| WHAT THE TASK REQUIRES |
Figure out how many lines of the material below contain the word "this". Answer with the number only.

| GIVEN RECORDS |
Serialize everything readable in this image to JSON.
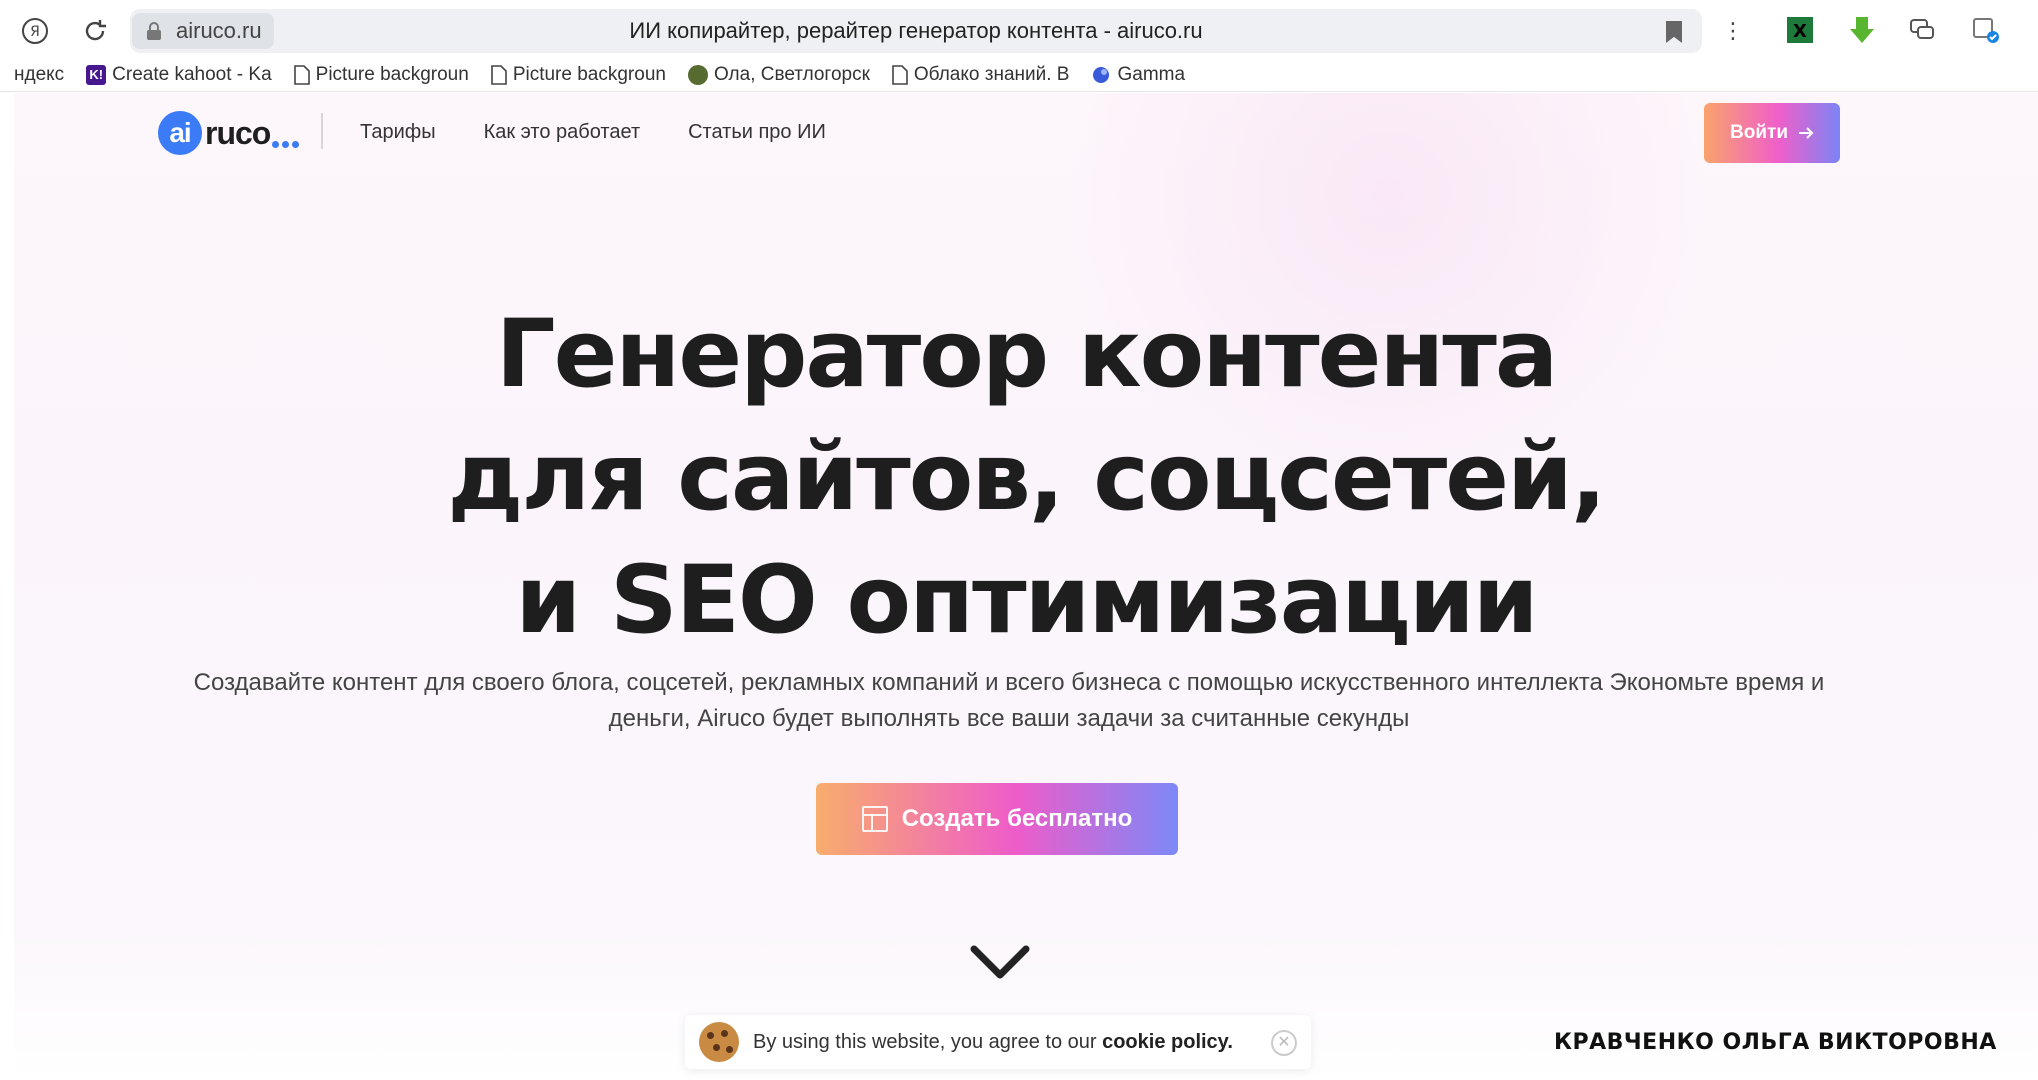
{
  "browser": {
    "url": "airuco.ru",
    "tab_title": "ИИ копирайтер, рерайтер генератор контента - airuco.ru",
    "bookmarks": [
      {
        "label": "ндекс",
        "icon": "yandex-icon"
      },
      {
        "label": "Create kahoot - Ka",
        "icon": "kahoot-icon"
      },
      {
        "label": "Picture backgroun",
        "icon": "page-icon"
      },
      {
        "label": "Picture backgroun",
        "icon": "page-icon"
      },
      {
        "label": "Ола, Светлогорск",
        "icon": "avatar-icon"
      },
      {
        "label": "Облако знаний. В",
        "icon": "page-icon"
      },
      {
        "label": "Gamma",
        "icon": "gamma-icon"
      }
    ]
  },
  "header": {
    "logo_ai": "ai",
    "logo_rest": "ruco",
    "nav": [
      "Тарифы",
      "Как это работает",
      "Статьи про ИИ"
    ],
    "login_label": "Войти"
  },
  "hero": {
    "title_line1": "Генератор контента",
    "title_line2": "для сайтов, соцсетей,",
    "title_line3": "и SEO оптимизации",
    "subtitle": "Создавайте контент для своего блога, соцсетей, рекламных компаний и всего бизнеса с помощью искусственного интеллекта Экономьте время и деньги, Airuco будет выполнять все ваши задачи за считанные секунды",
    "cta_label": "Создать бесплатно"
  },
  "cookie": {
    "text": "By using this website, you agree to our",
    "link": "cookie policy."
  },
  "watermark": "КРАВЧЕНКО ОЛЬГА ВИКТОРОВНА",
  "colors": {
    "accent_blue": "#3b7bf5",
    "gradient_start": "#f9a36b",
    "gradient_mid": "#ef5fc9",
    "gradient_end": "#7c84f6"
  }
}
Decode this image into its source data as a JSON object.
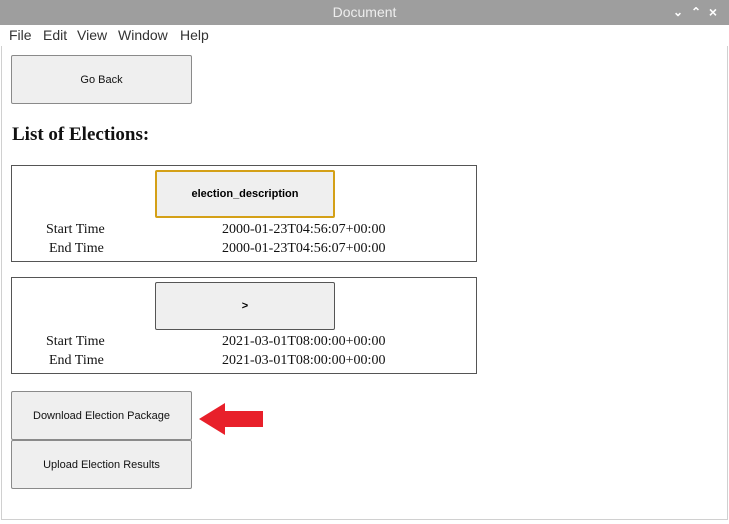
{
  "window": {
    "title": "Document",
    "controls": [
      "⌄",
      "⌃",
      "×"
    ]
  },
  "menu": [
    "File",
    "Edit",
    "View",
    "Window",
    "Help"
  ],
  "go_back_label": "Go Back",
  "heading": "List of Elections:",
  "elections": [
    {
      "button_label": "election_description",
      "focused": true,
      "start_label": "Start Time",
      "start_value": "2000-01-23T04:56:07+00:00",
      "end_label": "End Time",
      "end_value": "2000-01-23T04:56:07+00:00"
    },
    {
      "button_label": ">",
      "focused": false,
      "start_label": "Start Time",
      "start_value": "2021-03-01T08:00:00+00:00",
      "end_label": "End Time",
      "end_value": "2021-03-01T08:00:00+00:00"
    }
  ],
  "actions": {
    "download_label": "Download Election Package",
    "upload_label": "Upload Election Results"
  },
  "colors": {
    "annotation_arrow": "#e8202a",
    "focus_border": "#d4a017"
  }
}
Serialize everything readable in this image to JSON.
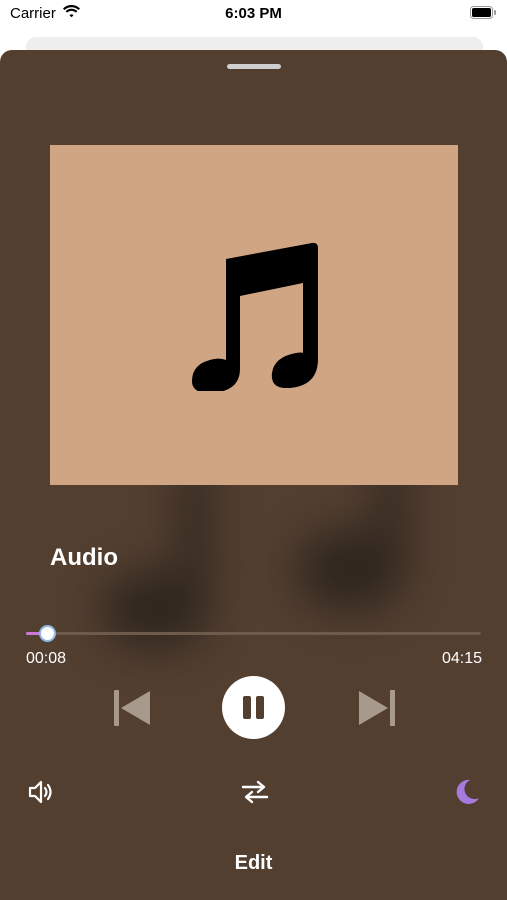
{
  "status_bar": {
    "carrier": "Carrier",
    "time": "6:03 PM"
  },
  "player": {
    "title": "Audio",
    "elapsed": "00:08",
    "duration": "04:15",
    "progress_fraction": 0.047,
    "is_playing": true
  },
  "icons": {
    "wifi": "wifi-icon",
    "battery": "battery-icon",
    "artwork": "music-note-icon",
    "previous": "skip-back-icon",
    "play_pause": "pause-icon",
    "next": "skip-forward-icon",
    "volume": "speaker-icon",
    "shuffle": "shuffle-icon",
    "sleep_timer": "moon-icon"
  },
  "actions": {
    "edit_label": "Edit"
  },
  "colors": {
    "sheet_background": "#533f30",
    "artwork_background": "#d0a584",
    "progress_fill": "#c879d9",
    "moon_accent": "#a77ae0"
  }
}
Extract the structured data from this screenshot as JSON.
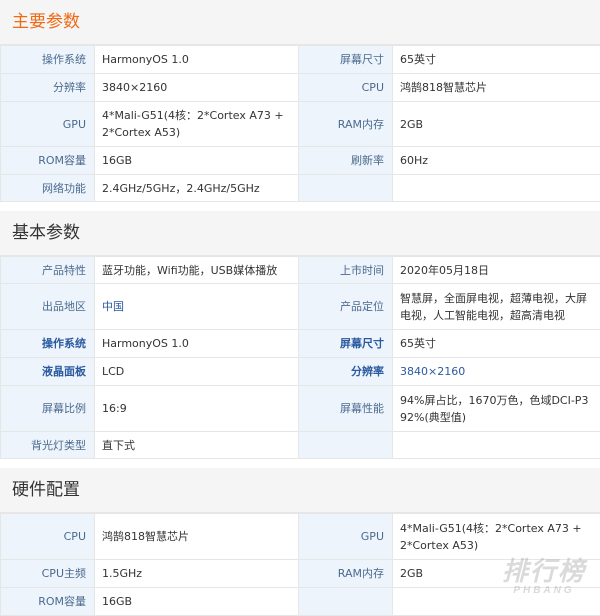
{
  "sections": [
    {
      "title": "主要参数",
      "rows": [
        {
          "l1": "操作系统",
          "v1": "HarmonyOS 1.0",
          "l2": "屏幕尺寸",
          "v2": "65英寸"
        },
        {
          "l1": "分辨率",
          "v1": "3840×2160",
          "l2": "CPU",
          "v2": "鸿鹄818智慧芯片"
        },
        {
          "l1": "GPU",
          "v1": "4*Mali-G51(4核：2*Cortex A73 + 2*Cortex A53)",
          "l2": "RAM内存",
          "v2": "2GB"
        },
        {
          "l1": "ROM容量",
          "v1": "16GB",
          "l2": "刷新率",
          "v2": "60Hz"
        },
        {
          "l1": "网络功能",
          "v1": "2.4GHz/5GHz，2.4GHz/5GHz",
          "l2": "",
          "v2": ""
        }
      ]
    },
    {
      "title": "基本参数",
      "rows": [
        {
          "l1": "产品特性",
          "v1": "蓝牙功能，Wifi功能，USB媒体播放",
          "l2": "上市时间",
          "v2": "2020年05月18日"
        },
        {
          "l1": "出品地区",
          "v1": "中国",
          "l2": "产品定位",
          "v2": "智慧屏，全面屏电视，超薄电视，大屏电视，人工智能电视，超高清电视"
        },
        {
          "l1": "操作系统",
          "v1": "HarmonyOS 1.0",
          "l2": "屏幕尺寸",
          "v2": "65英寸"
        },
        {
          "l1": "液晶面板",
          "v1": "LCD",
          "l2": "分辨率",
          "v2": "3840×2160"
        },
        {
          "l1": "屏幕比例",
          "v1": "16:9",
          "l2": "屏幕性能",
          "v2": "94%屏占比，1670万色，色域DCI-P3 92%(典型值)"
        },
        {
          "l1": "背光灯类型",
          "v1": "直下式",
          "l2": "",
          "v2": ""
        }
      ]
    },
    {
      "title": "硬件配置",
      "rows": [
        {
          "l1": "CPU",
          "v1": "鸿鹄818智慧芯片",
          "l2": "GPU",
          "v2": "4*Mali-G51(4核：2*Cortex A73 + 2*Cortex A53)"
        },
        {
          "l1": "CPU主频",
          "v1": "1.5GHz",
          "l2": "RAM内存",
          "v2": "2GB"
        },
        {
          "l1": "ROM容量",
          "v1": "16GB",
          "l2": "",
          "v2": ""
        }
      ]
    }
  ],
  "watermark": {
    "logo": "排行榜",
    "sub": "PHBANG"
  },
  "colors": {
    "accent": "#f06a14",
    "label_bg": "#eef4fb",
    "label_text": "#4a6a8f",
    "link_blue": "#2a5aa0",
    "border": "#e6e6e6"
  }
}
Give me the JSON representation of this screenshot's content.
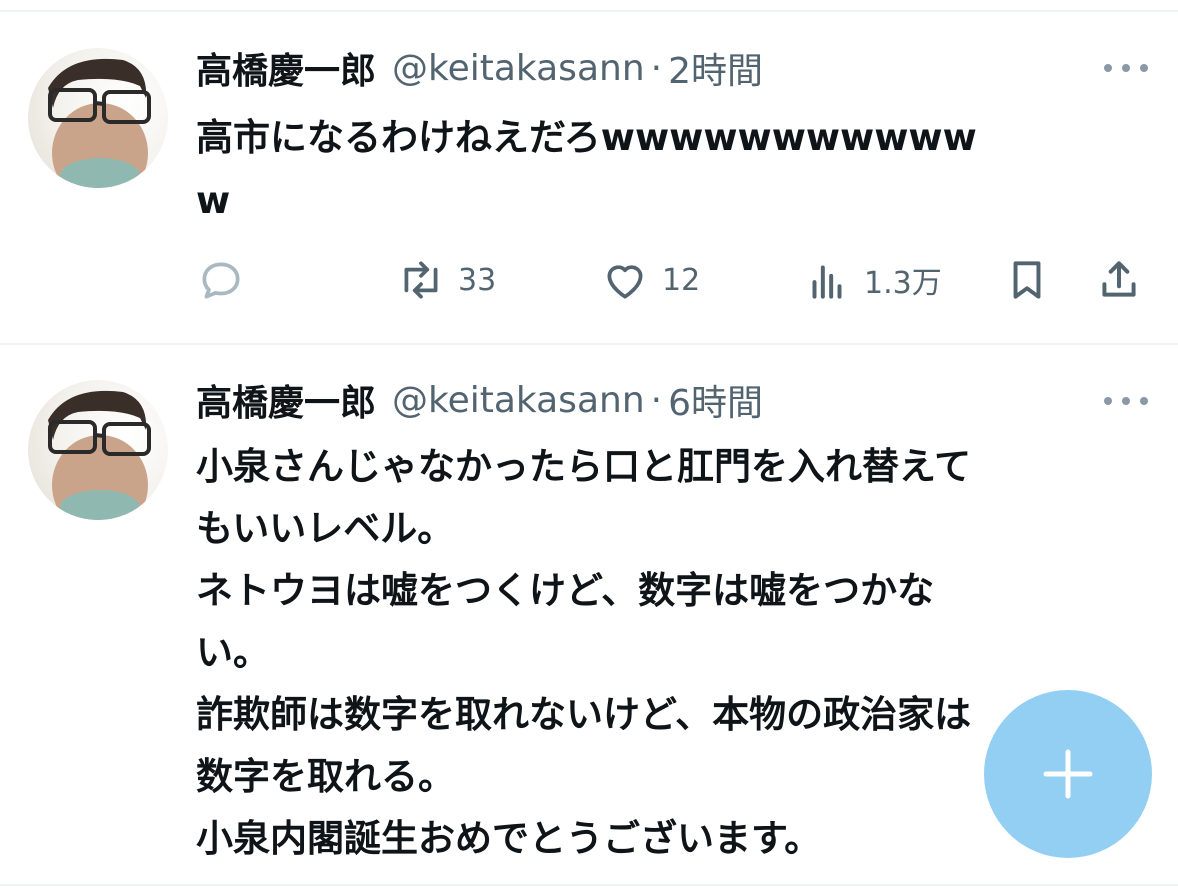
{
  "tweets": [
    {
      "author_name": "高橋慶一郎",
      "handle": "@keitakasann",
      "separator": "·",
      "time": "2時間",
      "lines": [
        "高市になるわけねえだろwwwwwwwwwww",
        "w"
      ],
      "actions": {
        "reply_icon": "reply-icon",
        "retweet_icon": "retweet-icon",
        "retweet_count": "33",
        "like_icon": "heart-icon",
        "like_count": "12",
        "views_icon": "views-icon",
        "views_count": "1.3万",
        "bookmark_icon": "bookmark-icon",
        "share_icon": "share-icon"
      }
    },
    {
      "author_name": "高橋慶一郎",
      "handle": "@keitakasann",
      "separator": "·",
      "time": "6時間",
      "lines": [
        "小泉さんじゃなかったら口と肛門を入れ替えて",
        "もいいレベル。",
        "ネトウヨは嘘をつくけど、数字は嘘をつかな",
        "い。",
        "詐欺師は数字を取れないけど、本物の政治家は",
        "数字を取れる。",
        "小泉内閣誕生おめでとうございます。"
      ]
    }
  ],
  "fab": {
    "icon": "plus-icon",
    "color": "#78c3f0"
  },
  "colors": {
    "text": "#0f1419",
    "secondary": "#536471",
    "divider": "#eff3f4"
  }
}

| TASK RESULT |
6